**Exercise prompt**.
These records need to be repeated exactly, every one of them.
(Exercise inputs begins)
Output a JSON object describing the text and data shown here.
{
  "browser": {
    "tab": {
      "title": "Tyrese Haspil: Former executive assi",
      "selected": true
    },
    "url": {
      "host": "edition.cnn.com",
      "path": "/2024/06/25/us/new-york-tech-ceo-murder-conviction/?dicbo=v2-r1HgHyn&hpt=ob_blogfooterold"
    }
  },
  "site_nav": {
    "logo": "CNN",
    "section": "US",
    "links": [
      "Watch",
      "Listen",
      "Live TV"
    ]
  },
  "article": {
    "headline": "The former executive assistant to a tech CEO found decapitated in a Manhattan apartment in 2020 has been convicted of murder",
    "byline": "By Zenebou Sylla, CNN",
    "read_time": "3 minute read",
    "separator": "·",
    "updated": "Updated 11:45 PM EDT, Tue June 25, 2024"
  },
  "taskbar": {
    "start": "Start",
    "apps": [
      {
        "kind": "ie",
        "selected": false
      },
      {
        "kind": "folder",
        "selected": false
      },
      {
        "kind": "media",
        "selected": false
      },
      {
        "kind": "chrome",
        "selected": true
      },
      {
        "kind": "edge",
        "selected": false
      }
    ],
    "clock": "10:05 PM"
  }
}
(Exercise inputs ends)
**Response to this task**.
Output a JSON object describing the text and data shown here.
{
  "browser": {
    "tab": {
      "title": "Tyrese Haspil: Former executive assi",
      "selected": true
    },
    "url": {
      "host": "edition.cnn.com",
      "path": "/2024/06/25/us/new-york-tech-ceo-murder-conviction/?dicbo=v2-r1HgHyn&hpt=ob_blogfooterold"
    }
  },
  "site_nav": {
    "logo": "CNN",
    "section": "US",
    "links": [
      "Watch",
      "Listen",
      "Live TV"
    ]
  },
  "article": {
    "headline": "The former executive assistant to a tech CEO found decapitated in a Manhattan apartment in 2020 has been convicted of murder",
    "byline": "By Zenebou Sylla, CNN",
    "read_time": "3 minute read",
    "separator": "·",
    "updated": "Updated 11:45 PM EDT, Tue June 25, 2024"
  },
  "taskbar": {
    "start": "Start",
    "apps": [
      {
        "kind": "ie",
        "selected": false
      },
      {
        "kind": "folder",
        "selected": false
      },
      {
        "kind": "media",
        "selected": false
      },
      {
        "kind": "chrome",
        "selected": true
      },
      {
        "kind": "edge",
        "selected": false
      }
    ],
    "clock": "10:05 PM"
  }
}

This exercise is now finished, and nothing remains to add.